Molly had just sat down to pay some bills, and the next thing she knew, her eyelids were growing heavy. Then reality hit her like a wet diaper across the face — what was Trevor up to?
She sprang to her feet.
“Trevor, where are you?” She stomped into the dining room, where she had left her three-year-old playing with blocks. He wasn’t there.
Panicked, Molly fairly screamed. “Trevor, Trevor! Answer me!!”
She was already halfway down the hall before she heard the boy’s singsong voice gibbering about puppies and flowers and toys.
Relief gave way to mild crossness as she prepared to scold her son for not telling her where he was going.
“Trevor, didn’t I tell you to stay in the –“
Molly stopped short in the doorway to the boy’s bedroom, inhaling in sharp surprise.
Little jars of finger paints were strewn all over the carpet, and Trevor was smearing his colorful digits over the back wall.
“Hi, Mommy,” Trevor said, as he turned his head to look at Molly. His eyes grew wide, and worry crunched his sweet face. “What’s wrong, Mommy?”
“I can’t believe you did that, Trevor!” Molly barged into the room, but every step gobbled up the remnants of the boy’s bright mood.
Molly halted in front of her son, gritted her teeth, and cast her eyes to the messy mural.
“I can’t believe you could paint such a beautiful flower,” Molly said, voice softer now.
Trevor smiled timidly.
“You really like it, Mommy?”

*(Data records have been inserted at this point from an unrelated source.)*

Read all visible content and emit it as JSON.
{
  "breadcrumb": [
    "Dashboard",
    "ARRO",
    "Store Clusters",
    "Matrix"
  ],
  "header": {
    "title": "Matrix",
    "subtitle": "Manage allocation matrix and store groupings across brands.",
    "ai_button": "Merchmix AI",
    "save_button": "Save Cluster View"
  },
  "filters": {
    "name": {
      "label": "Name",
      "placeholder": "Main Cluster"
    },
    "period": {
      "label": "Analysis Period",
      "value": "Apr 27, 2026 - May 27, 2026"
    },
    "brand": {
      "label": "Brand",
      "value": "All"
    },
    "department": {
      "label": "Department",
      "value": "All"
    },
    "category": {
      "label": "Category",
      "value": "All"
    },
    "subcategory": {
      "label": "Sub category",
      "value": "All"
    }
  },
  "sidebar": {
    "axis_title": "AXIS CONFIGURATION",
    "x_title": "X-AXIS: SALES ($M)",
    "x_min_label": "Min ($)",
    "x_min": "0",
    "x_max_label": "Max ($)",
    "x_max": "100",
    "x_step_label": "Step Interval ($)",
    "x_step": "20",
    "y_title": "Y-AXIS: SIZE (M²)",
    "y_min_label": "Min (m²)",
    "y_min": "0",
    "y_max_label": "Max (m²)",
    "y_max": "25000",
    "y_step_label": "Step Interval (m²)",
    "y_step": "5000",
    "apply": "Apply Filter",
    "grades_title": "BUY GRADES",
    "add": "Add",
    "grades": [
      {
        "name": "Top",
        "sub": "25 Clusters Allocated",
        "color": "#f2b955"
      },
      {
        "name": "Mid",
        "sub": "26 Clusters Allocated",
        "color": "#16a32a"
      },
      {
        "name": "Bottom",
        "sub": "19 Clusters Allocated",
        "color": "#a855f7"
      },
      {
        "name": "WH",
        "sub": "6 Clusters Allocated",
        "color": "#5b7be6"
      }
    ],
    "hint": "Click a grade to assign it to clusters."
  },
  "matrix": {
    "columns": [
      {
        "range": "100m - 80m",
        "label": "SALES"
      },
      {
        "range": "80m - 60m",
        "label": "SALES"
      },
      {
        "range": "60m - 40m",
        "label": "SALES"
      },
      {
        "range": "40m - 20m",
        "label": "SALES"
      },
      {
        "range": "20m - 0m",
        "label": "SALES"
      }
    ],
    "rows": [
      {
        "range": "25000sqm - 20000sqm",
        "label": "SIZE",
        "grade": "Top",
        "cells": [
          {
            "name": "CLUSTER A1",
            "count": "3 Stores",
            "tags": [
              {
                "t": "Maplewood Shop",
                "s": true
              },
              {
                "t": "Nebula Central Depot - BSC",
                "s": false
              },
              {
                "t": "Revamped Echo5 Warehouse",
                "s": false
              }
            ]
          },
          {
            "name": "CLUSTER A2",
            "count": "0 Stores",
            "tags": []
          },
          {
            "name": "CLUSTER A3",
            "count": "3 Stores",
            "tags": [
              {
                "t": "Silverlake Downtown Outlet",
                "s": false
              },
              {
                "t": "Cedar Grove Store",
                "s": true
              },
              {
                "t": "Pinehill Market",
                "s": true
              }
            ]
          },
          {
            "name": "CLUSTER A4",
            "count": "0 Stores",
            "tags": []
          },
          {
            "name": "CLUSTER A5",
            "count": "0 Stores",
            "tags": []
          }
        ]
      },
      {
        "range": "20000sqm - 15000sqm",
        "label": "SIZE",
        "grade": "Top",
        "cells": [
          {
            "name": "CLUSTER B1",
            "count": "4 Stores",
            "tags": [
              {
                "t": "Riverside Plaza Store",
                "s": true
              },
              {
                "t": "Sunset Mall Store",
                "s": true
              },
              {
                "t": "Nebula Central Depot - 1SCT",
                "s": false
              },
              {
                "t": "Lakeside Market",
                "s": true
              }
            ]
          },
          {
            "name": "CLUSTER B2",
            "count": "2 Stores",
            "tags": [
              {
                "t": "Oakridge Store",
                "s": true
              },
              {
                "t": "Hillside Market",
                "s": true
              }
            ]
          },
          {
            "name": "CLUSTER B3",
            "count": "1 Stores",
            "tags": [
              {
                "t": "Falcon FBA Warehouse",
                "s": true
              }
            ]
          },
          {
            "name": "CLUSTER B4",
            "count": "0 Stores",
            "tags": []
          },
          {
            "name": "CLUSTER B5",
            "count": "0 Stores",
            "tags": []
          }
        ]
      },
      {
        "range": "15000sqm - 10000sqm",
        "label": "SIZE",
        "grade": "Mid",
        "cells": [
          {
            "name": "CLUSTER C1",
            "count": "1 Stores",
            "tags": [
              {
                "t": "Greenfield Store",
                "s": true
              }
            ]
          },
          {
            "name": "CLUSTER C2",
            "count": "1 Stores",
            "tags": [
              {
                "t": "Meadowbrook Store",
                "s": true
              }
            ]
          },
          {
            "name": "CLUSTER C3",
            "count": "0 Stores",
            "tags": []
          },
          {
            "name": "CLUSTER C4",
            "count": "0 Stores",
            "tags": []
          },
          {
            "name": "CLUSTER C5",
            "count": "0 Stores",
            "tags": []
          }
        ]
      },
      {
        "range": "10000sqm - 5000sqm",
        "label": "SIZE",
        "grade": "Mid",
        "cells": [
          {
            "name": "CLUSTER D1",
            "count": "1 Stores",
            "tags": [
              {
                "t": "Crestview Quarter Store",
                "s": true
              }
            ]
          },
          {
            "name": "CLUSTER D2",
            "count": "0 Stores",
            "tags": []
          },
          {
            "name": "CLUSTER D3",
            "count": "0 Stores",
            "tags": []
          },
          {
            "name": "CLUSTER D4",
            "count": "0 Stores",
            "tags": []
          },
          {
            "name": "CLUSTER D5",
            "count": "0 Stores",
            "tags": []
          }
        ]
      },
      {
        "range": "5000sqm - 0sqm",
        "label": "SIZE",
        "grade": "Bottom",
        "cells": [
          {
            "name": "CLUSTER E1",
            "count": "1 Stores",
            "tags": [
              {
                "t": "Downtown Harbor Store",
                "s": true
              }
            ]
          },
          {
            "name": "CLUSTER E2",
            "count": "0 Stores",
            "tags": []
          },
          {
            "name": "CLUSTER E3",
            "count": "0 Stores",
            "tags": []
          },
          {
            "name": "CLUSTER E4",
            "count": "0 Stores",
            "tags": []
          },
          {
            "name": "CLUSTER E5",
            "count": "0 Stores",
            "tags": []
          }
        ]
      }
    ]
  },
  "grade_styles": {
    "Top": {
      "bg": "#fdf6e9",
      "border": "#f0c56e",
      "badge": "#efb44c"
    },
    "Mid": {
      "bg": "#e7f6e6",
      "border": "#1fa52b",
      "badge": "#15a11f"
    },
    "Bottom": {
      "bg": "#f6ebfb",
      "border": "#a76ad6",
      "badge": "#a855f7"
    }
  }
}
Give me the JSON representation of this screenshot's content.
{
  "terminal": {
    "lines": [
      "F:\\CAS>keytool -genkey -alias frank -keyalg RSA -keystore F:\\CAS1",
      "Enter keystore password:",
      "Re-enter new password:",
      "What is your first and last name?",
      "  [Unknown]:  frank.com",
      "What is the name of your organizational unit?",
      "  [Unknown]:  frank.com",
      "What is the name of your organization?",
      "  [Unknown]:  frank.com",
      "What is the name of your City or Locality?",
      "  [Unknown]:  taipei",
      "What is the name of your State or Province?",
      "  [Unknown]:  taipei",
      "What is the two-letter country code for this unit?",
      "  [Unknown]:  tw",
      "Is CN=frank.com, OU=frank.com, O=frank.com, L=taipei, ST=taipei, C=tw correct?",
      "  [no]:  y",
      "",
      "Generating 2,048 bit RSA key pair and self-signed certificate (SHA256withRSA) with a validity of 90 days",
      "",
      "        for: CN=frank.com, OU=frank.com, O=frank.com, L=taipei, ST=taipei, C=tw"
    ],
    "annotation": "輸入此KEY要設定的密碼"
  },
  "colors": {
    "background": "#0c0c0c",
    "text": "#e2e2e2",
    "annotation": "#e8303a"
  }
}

“It’s amazing, Trevor!”
The grin spread out to cover his face. “I think I’ll be an artist!”
“I think you already are, honey.”